State the number of lines in these records that include the string "this", and say nothing more.

(Stored items from a collection)
★ ★ ★ ★
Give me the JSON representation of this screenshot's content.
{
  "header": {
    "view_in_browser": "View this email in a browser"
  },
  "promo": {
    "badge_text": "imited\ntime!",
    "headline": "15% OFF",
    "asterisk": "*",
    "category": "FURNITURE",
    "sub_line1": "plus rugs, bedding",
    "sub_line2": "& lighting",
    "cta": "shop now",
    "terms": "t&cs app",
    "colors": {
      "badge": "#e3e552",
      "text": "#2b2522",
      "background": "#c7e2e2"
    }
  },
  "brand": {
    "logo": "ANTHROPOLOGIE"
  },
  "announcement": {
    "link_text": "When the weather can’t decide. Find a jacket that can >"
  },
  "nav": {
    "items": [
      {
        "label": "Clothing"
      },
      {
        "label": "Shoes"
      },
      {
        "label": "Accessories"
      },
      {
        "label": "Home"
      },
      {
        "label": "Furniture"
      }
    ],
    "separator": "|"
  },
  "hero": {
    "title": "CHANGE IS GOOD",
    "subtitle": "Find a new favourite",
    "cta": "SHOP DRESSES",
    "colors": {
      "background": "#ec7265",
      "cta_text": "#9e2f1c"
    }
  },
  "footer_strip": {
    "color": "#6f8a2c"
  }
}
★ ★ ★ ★
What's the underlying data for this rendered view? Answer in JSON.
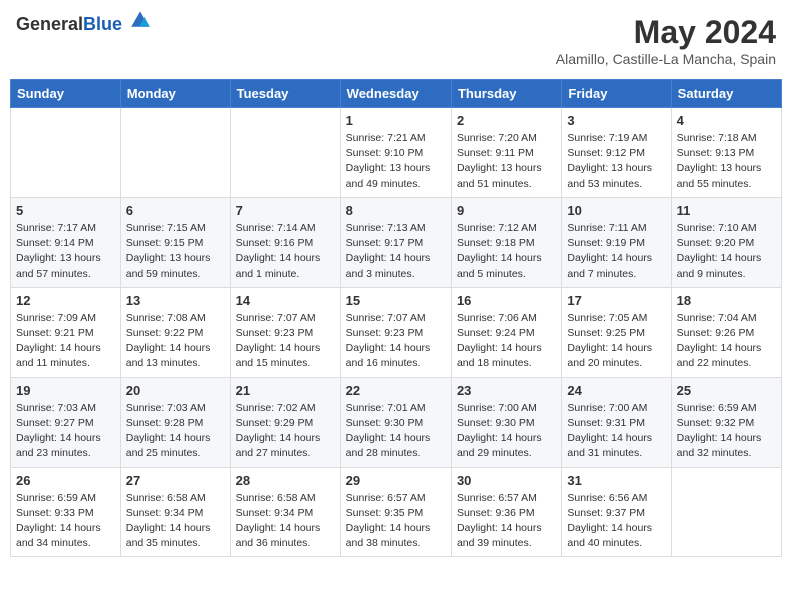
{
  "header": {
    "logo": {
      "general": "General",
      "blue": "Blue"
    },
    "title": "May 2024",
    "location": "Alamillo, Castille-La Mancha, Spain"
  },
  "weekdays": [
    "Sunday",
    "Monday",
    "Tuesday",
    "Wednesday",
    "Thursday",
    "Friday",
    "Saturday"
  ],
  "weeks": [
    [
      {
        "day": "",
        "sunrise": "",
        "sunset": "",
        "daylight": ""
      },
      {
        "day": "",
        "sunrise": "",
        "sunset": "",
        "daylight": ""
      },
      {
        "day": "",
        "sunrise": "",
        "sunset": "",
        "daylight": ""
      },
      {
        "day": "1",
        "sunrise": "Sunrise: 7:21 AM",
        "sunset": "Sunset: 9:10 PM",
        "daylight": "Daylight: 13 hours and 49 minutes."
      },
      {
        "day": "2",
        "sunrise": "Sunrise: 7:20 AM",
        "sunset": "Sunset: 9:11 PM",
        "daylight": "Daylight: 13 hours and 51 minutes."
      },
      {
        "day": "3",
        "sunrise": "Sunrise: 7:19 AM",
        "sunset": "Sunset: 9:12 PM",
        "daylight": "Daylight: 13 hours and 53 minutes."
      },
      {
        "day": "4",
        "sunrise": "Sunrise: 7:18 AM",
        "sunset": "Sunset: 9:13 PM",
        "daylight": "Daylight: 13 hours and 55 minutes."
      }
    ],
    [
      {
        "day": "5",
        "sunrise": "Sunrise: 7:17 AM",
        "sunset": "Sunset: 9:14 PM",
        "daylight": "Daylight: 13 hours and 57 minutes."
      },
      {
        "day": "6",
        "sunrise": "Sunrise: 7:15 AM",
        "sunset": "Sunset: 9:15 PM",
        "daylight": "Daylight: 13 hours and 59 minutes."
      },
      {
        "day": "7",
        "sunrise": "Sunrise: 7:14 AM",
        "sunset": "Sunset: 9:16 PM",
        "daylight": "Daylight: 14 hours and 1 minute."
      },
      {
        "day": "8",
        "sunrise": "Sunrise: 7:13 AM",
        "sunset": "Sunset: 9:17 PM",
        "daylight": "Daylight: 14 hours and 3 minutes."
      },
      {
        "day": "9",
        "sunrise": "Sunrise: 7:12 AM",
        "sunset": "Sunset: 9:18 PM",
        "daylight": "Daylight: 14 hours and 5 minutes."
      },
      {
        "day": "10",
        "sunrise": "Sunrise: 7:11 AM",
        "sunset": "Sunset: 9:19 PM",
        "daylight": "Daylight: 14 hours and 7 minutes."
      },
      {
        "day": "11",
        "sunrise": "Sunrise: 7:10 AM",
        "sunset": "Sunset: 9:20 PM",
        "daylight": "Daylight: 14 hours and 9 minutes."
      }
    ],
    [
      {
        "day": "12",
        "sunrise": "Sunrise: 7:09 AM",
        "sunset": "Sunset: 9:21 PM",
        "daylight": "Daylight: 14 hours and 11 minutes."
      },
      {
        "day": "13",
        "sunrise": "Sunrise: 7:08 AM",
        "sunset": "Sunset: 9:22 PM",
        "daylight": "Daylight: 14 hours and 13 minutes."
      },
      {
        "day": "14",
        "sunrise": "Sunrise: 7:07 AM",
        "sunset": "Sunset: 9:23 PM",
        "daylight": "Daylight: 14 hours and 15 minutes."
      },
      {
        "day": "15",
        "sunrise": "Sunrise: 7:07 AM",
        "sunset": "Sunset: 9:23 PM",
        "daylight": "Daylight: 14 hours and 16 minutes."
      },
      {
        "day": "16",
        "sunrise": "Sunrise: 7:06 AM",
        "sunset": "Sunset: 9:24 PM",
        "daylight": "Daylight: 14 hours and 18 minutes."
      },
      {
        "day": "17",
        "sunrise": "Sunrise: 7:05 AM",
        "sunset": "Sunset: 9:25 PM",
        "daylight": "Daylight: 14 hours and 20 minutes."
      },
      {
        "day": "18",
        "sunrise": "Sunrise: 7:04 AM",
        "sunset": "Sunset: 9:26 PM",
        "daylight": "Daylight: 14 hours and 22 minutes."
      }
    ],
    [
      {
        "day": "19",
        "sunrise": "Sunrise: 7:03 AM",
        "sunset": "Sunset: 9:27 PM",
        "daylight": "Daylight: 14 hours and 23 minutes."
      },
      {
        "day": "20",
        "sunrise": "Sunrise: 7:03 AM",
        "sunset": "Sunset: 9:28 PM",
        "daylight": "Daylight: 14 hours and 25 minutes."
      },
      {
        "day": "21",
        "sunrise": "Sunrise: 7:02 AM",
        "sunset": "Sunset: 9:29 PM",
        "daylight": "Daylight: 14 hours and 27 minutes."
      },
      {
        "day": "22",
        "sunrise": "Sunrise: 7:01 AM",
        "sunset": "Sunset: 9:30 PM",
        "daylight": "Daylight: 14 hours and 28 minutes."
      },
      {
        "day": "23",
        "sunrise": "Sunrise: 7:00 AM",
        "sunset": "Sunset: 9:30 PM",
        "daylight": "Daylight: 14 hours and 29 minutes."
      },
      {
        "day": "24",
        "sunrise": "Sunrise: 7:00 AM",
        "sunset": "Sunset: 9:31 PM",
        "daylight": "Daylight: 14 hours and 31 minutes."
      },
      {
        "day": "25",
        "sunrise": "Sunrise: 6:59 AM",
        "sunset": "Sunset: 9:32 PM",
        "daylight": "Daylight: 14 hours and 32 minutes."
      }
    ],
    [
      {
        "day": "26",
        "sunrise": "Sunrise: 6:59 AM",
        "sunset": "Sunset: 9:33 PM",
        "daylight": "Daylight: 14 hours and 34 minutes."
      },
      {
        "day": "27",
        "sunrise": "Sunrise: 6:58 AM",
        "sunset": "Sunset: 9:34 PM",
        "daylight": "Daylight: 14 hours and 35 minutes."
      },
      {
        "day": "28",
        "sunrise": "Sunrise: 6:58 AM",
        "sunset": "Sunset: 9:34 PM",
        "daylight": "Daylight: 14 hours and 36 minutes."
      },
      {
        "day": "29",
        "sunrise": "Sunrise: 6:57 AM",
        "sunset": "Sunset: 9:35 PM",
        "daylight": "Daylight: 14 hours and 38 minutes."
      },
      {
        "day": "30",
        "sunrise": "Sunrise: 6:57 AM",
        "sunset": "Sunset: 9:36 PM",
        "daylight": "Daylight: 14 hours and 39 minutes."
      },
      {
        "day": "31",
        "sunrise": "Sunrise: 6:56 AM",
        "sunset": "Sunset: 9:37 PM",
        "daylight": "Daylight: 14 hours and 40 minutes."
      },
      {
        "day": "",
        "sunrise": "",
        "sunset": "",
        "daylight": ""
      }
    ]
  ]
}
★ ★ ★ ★
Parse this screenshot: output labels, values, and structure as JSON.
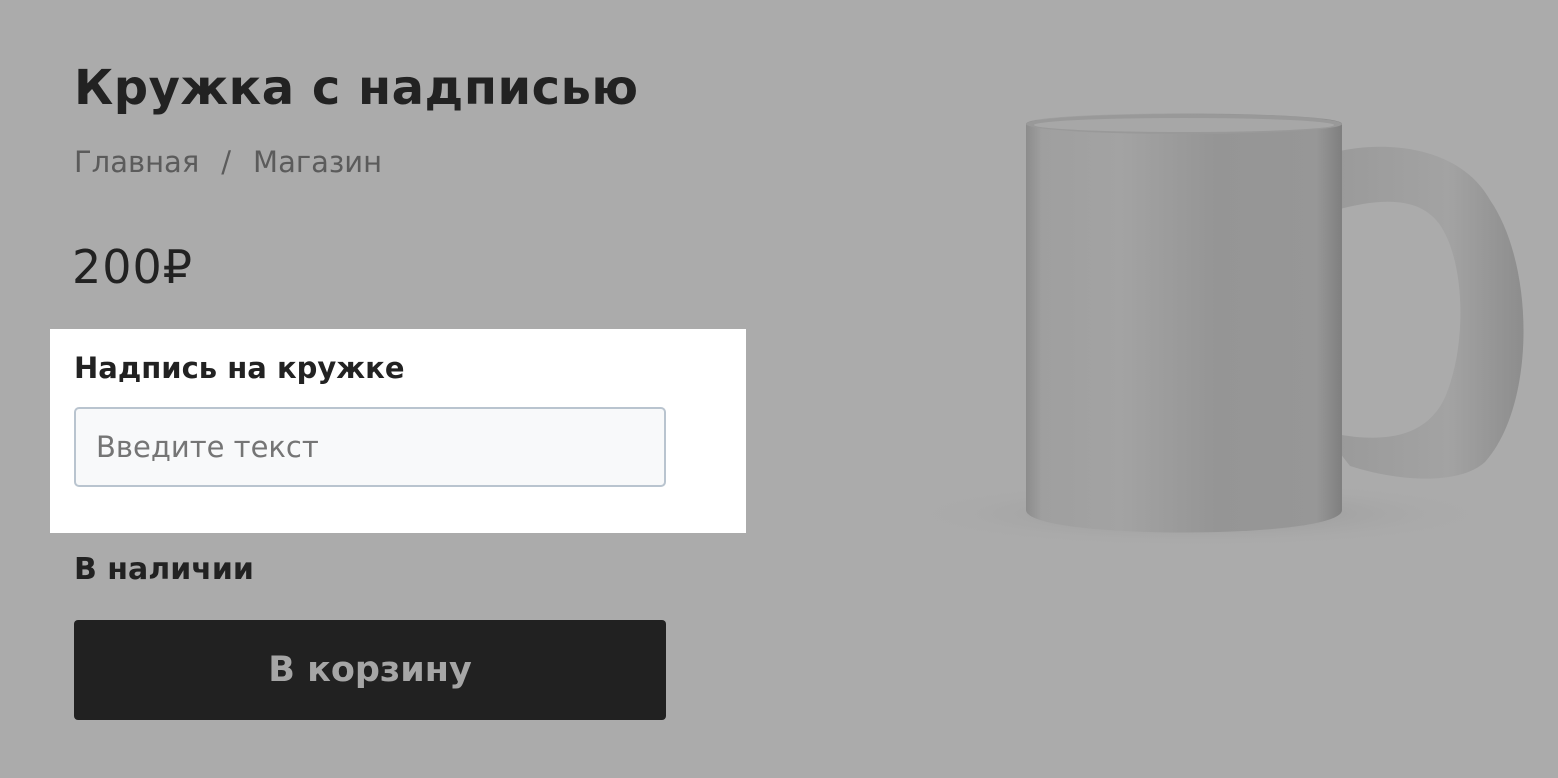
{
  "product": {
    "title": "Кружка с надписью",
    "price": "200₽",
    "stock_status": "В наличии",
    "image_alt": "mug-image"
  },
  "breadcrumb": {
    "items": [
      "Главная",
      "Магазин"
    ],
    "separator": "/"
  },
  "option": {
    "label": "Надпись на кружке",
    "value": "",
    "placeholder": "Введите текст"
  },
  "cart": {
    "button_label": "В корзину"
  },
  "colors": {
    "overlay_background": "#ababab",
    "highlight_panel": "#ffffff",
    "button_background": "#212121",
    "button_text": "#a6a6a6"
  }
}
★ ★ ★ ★
* Your response *
4